Do Bacteria Think?

More

PetriDish

Valerie Brown has a long, humbling piece on the micro-organisms that make up "the vast majority estimated by many scientists at 90 percent of the cells in what you think of as your body":

Researchers have found several reasons to believe that bacteria affect the mental health of humans. For one thing, bacteria produce some of the same types of neurotransmitters that regulate the function of the human brain. The human intestine contains a network of neurons, and the gut network routinely communicates with the brain. Gut bacteria affect that communication. “The bugs are talking to each other, and they’re talking to their host, and their host talks back,” Young says. The phrase “gut feeling” is probably, literally true.

(Image by Jake Lewis. It can be bought here and here.)

Jump to comments

2006-2011 archives for The Daily Dish, featuring Andrew Sullivan

Get Today's Top Stories in Your Inbox (preview)

The Time JFK Called the Air Force to Complain About a 'Silly Bastard'

51 years ago, President John F. Kennedy made a very angry phone call.


Elsewhere on the web

Join the Discussion

After you comment, click Post.
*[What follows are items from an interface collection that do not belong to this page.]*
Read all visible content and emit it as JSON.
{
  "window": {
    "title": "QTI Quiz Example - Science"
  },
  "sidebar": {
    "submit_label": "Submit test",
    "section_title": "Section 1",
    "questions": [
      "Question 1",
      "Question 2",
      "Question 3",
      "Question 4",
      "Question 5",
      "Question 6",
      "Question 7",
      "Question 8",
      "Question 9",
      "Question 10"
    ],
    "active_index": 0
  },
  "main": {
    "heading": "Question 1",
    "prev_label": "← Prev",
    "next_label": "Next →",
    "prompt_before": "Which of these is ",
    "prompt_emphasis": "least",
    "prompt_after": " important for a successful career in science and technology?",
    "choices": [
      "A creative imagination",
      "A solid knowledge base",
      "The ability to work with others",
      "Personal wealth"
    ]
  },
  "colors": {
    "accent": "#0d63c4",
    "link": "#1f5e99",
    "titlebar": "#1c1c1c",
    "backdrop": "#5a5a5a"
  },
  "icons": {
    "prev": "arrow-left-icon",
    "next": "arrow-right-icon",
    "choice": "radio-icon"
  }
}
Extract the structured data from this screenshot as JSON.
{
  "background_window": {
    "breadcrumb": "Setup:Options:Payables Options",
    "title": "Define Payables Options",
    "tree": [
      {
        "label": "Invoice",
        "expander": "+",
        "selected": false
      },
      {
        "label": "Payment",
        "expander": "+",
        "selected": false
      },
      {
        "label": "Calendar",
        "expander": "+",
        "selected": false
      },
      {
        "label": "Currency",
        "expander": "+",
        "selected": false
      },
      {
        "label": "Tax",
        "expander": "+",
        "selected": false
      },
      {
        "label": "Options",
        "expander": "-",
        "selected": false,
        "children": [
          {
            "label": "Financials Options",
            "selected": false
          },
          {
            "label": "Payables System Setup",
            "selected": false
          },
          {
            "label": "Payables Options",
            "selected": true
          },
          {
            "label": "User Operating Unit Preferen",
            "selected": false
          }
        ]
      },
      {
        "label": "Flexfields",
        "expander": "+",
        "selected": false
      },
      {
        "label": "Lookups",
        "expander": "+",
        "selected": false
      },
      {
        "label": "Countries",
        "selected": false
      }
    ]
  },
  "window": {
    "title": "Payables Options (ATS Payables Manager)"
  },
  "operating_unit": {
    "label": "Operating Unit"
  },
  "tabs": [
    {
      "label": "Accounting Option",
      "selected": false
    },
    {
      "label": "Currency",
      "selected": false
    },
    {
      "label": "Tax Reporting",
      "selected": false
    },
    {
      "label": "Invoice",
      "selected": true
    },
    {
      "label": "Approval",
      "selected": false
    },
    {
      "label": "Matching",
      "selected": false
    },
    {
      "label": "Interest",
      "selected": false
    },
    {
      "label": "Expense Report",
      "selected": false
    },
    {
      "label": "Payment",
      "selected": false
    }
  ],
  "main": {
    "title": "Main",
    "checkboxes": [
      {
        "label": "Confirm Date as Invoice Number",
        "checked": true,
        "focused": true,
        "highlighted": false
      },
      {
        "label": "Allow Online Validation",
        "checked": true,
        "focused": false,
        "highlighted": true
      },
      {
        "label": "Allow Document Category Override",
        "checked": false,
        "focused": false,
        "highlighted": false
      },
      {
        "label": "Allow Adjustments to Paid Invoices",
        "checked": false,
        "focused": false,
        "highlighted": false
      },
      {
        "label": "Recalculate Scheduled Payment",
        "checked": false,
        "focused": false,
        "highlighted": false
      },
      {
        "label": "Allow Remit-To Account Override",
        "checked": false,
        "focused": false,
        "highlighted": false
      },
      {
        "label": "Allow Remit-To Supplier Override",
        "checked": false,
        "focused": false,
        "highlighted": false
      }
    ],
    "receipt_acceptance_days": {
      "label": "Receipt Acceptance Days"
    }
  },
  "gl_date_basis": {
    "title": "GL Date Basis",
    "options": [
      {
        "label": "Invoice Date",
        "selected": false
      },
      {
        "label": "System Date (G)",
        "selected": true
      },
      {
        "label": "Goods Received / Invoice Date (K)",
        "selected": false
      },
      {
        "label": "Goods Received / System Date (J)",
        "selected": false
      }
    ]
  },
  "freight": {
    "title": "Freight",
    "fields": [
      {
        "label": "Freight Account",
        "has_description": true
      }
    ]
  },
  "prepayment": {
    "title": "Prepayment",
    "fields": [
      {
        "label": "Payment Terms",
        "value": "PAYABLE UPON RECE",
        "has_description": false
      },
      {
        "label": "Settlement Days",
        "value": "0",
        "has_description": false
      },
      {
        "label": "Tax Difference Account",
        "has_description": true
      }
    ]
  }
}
If you’re not already logged in you will be asked to log in or register. blog comments powered by Disqus

Video

Adventures in Legal Weed

Colorado is now well into its first year as the first state to legalize recreational marijuana. How's it going? James Hamblin visits Aspen.

Video

What Makes a Story Great?

The storytellers behind House of CardsandThis American Life reflect on the creative process.

Video

Tracing Sriracha's Origin to Thailand

Ever wonder how the wildly popular hot sauce got its name? It all started in Si Racha.

Video

Where Confiscated Wildlife Ends Up

A government facility outside of Denver houses more than a million products of the illegal wildlife trade, from tigers and bears to bald eagles.

Video

Is Wine Healthy?

James Hamblin prepares to impress his date with knowledge about the health benefits of wine.

Video

The World's Largest Balloon Festival

Nine days, more than 700 balloons, and a whole lot of hot air

Writers

Up
Down